Lenovo ThinkPad X1 Yoga 4th Gen Core i7 Convertible Review: A ThinkPad X1 Carbon in Disguise
If you already own a 2019 Whiskey Lake-U model, then there is little reason to jump aboard the Comet Lake-U model as it is only a minor year-over-year performance refresh. If you’re an owner of a much older business laptop, however, then now would be a great time to consider the ThinkPad convertible. Its wide port selection, long battery life, comfortable keyboard, integrated stylus, optional WAN, and low weight make it almost perfect for word processing and office work while traveling.
We have to say “almost perfect” because the system has two major drawbacks. The first is display brightness as the 300-nit panel is half as bright as other flagships from Dell, Apple, Samsung, or HP. You’ll find yourself squinting through a lot of glare if you plan on using the system outdoors. Lenovo offers a brighter 500-nit option which will cost you extra. Secondly, GPU performance is lackluster. While we’re not expecting top-tier graphics from a business convertible, the UHD Graphics 620 has become outdated in the face of AMD Ryzen and Ice Lake alternatives. Video or graphic editors will have to give up the 2-in-1 form factor for a traditional Lenovo ThinkPad T490 (i7, MX250, Low Power FHD) Laptop ReviewLenovo ThinkPad T490s (i5, Low Power FHD) Laptop ReviewThinkPad T490/T495 instead where GeForce and Radeon options are available.

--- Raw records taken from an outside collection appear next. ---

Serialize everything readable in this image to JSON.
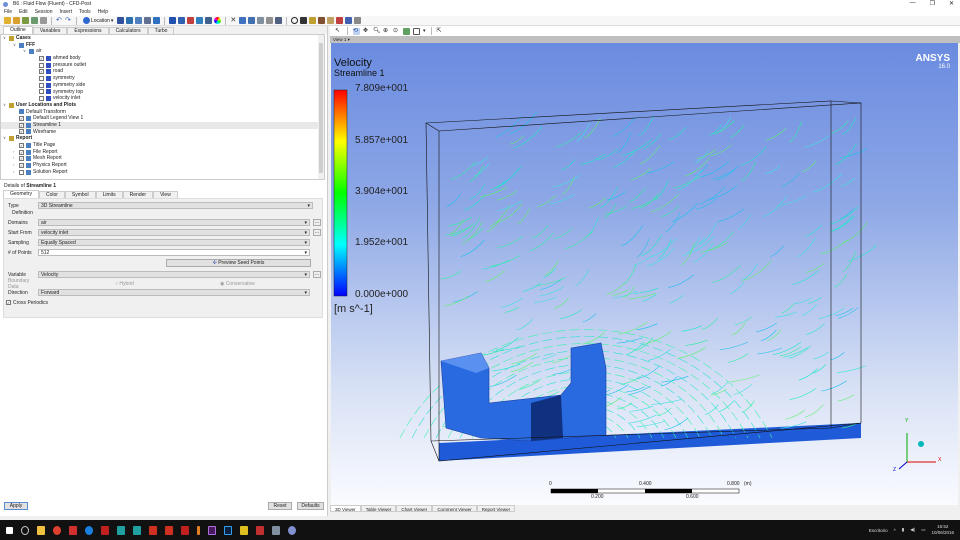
{
  "window": {
    "title": "B6 : Fluid Flow (Fluent) - CFD-Post",
    "controls": [
      "—",
      "❐",
      "✕"
    ]
  },
  "menu": [
    "File",
    "Edit",
    "Session",
    "Insert",
    "Tools",
    "Help"
  ],
  "toolbar": {
    "location_label": "Location"
  },
  "left_tabs": [
    "Outline",
    "Variables",
    "Expressions",
    "Calculators",
    "Turbo"
  ],
  "tree": [
    {
      "label": "Cases",
      "level": 0,
      "bold": true,
      "expand": "v",
      "check": null
    },
    {
      "label": "FFF",
      "level": 1,
      "bold": true,
      "expand": "v",
      "check": null
    },
    {
      "label": "air",
      "level": 2,
      "bold": false,
      "expand": "v",
      "check": null
    },
    {
      "label": "ahmed body",
      "level": 3,
      "check": true
    },
    {
      "label": "pressure outlet",
      "level": 3,
      "check": false
    },
    {
      "label": "road",
      "level": 3,
      "check": true
    },
    {
      "label": "symmetry",
      "level": 3,
      "check": false
    },
    {
      "label": "symmetry side",
      "level": 3,
      "check": false
    },
    {
      "label": "symmetry top",
      "level": 3,
      "check": false
    },
    {
      "label": "velocity inlet",
      "level": 3,
      "check": false
    },
    {
      "label": "User Locations and Plots",
      "level": 0,
      "bold": true,
      "expand": "v",
      "check": null
    },
    {
      "label": "Default Transform",
      "level": 1,
      "check": null
    },
    {
      "label": "Default Legend View 1",
      "level": 1,
      "check": true
    },
    {
      "label": "Streamline 1",
      "level": 1,
      "check": true,
      "selected": true
    },
    {
      "label": "Wireframe",
      "level": 1,
      "check": true
    },
    {
      "label": "Report",
      "level": 0,
      "bold": true,
      "expand": "v",
      "check": null
    },
    {
      "label": "Title Page",
      "level": 1,
      "check": true
    },
    {
      "label": "File Report",
      "level": 1,
      "check": true,
      "expand": ">"
    },
    {
      "label": "Mesh Report",
      "level": 1,
      "check": true,
      "expand": ">"
    },
    {
      "label": "Physics Report",
      "level": 1,
      "check": true,
      "expand": ">"
    },
    {
      "label": "Solution Report",
      "level": 1,
      "check": false,
      "expand": ">"
    }
  ],
  "details": {
    "title_prefix": "Details of ",
    "title_name": "Streamline 1",
    "tabs": [
      "Geometry",
      "Color",
      "Symbol",
      "Limits",
      "Render",
      "View"
    ],
    "type_label": "Type",
    "type_value": "3D Streamline",
    "definition_label": "Definition",
    "domains_label": "Domains",
    "domains_value": "air",
    "start_label": "Start From",
    "start_value": "velocity inlet",
    "sampling_label": "Sampling",
    "sampling_value": "Equally Spaced",
    "points_label": "# of Points",
    "points_value": "512",
    "preview_button": "Preview Seed Points",
    "variable_label": "Variable",
    "variable_value": "Velocity",
    "boundary_label": "Boundary Data",
    "hybrid_label": "Hybrid",
    "conservative_label": "Conservative",
    "direction_label": "Direction",
    "direction_value": "Forward",
    "cross_label": "Cross Periodics",
    "cross_checked": true,
    "apply": "Apply",
    "reset": "Reset",
    "defaults": "Defaults"
  },
  "viewer": {
    "view_tab": "View 1 ▾",
    "legend_title": "Velocity",
    "legend_subtitle": "Streamline 1",
    "legend_values": [
      "7.809e+001",
      "5.857e+001",
      "3.904e+001",
      "1.952e+001",
      "0.000e+000"
    ],
    "legend_units": "[m s^-1]",
    "brand": "ANSYS",
    "version": "16.0",
    "scale_top": [
      "0",
      "0.400",
      "0.800",
      "(m)"
    ],
    "scale_bottom": [
      "0.200",
      "0.600"
    ],
    "axes": {
      "x": "X",
      "y": "Y",
      "z": "Z"
    },
    "streamline_color": "#20e8c8",
    "bottom_tabs": [
      "3D Viewer",
      "Table Viewer",
      "Chart Viewer",
      "Comment Viewer",
      "Report Viewer"
    ]
  },
  "taskbar": {
    "lang": "Escritorio",
    "time": "16:52",
    "date": "10/06/2016"
  }
}
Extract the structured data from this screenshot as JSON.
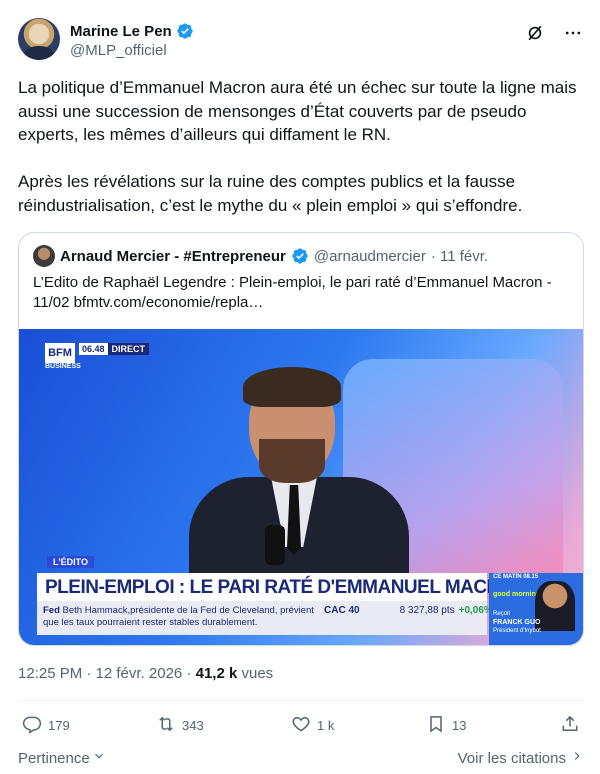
{
  "author": {
    "name": "Marine Le Pen",
    "handle": "@MLP_officiel",
    "verified": true
  },
  "tweet": {
    "paragraphs": [
      "La politique d’Emmanuel Macron aura été un échec sur toute la ligne mais aussi une succession de mensonges d’État couverts par de pseudo experts, les mêmes d’ailleurs qui diffament le RN.",
      "Après les révélations sur la ruine des comptes publics et la fausse réindustrialisation, c’est le mythe du « plein emploi » qui s’effondre."
    ]
  },
  "quote": {
    "name": "Arnaud Mercier - #Entrepreneur",
    "handle": "@arnaudmercier",
    "date": "· 11 févr.",
    "text": "L’Edito de Raphaël Legendre : Plein-emploi, le pari raté d’Emmanuel Macron - 11/02 bfmtv.com/economie/repla…",
    "media": {
      "logo": "BFM",
      "logo_sub": "BUSINESS",
      "time": "06.48",
      "live": "DIRECT",
      "tag": "L'ÉDITO",
      "headline": "PLEIN-EMPLOI : LE PARI RATÉ D'EMMANUEL MACRON",
      "ticker_source": "Fed",
      "ticker_text": "Beth Hammack,présidente de la Fed de Cleveland, prévient que les taux pourraient rester stables durablement.",
      "index_name": "CAC 40",
      "index_value": "8 327,88 pts",
      "index_change": "+0,06%",
      "show_label": "CE MATIN 08.15",
      "show_logo": "good morning",
      "guest_intro": "Reçoit",
      "guest_name": "FRANCK GUO",
      "guest_role": "Président d'Inybot"
    }
  },
  "meta": {
    "time": "12:25 PM · 12 févr. 2026 · ",
    "views_count": "41,2 k",
    "views_label": " vues"
  },
  "actions": {
    "replies": "179",
    "reposts": "343",
    "likes": "1 k",
    "bookmarks": "13"
  },
  "footer": {
    "sort_label": "Pertinence",
    "citations_label": "Voir les citations"
  },
  "colors": {
    "verified": "#1d9bf0",
    "text": "#0f1419",
    "muted": "#536471",
    "border": "#cfd9de"
  },
  "icons": [
    "verified-badge-icon",
    "grok-icon",
    "more-icon",
    "reply-icon",
    "repost-icon",
    "like-icon",
    "bookmark-icon",
    "share-icon",
    "chevron-down-icon",
    "chevron-right-icon"
  ]
}
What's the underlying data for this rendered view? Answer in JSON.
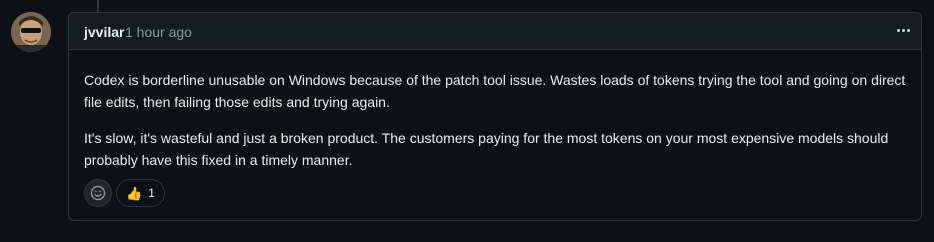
{
  "comment": {
    "author": "jvvilar",
    "timestamp": "1 hour ago",
    "paragraphs": [
      "Codex is borderline unusable on Windows because of the patch tool issue. Wastes loads of tokens trying the tool and going on direct file edits, then failing those edits and trying again.",
      "It's slow, it's wasteful and just a broken product. The customers paying for the most tokens on your most expensive models should probably have this fixed in a timely manner."
    ],
    "menu_icon": "kebab-horizontal-icon"
  },
  "reactions": {
    "add_icon": "smiley-icon",
    "items": [
      {
        "emoji": "👍",
        "count": "1"
      }
    ]
  },
  "colors": {
    "background": "#0d1117",
    "border": "#30363d",
    "header_bg": "#151b23",
    "muted_text": "#8b949e"
  }
}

For future models, we would like to see Wi-Fi 6, 600 to 1000 nit panel options, a smaller chin bezel, a thicker stylus for easier gripping, AMD Ryzen 4000U options, and even a 16:10 display. These features would make the ThinkPad X1 Yoga an easier recommendation over competitors in this ~$2000 price range.
The performance difference between the Core i7-8565U and Core i7-10510U models are minimal meaning that the 2019 model will save you hundreds without sacrificing all that much CPU power. To make the most of the latest model, consider the higher-end Core i7-10710U or the brighter 500-nit 4K UHD option.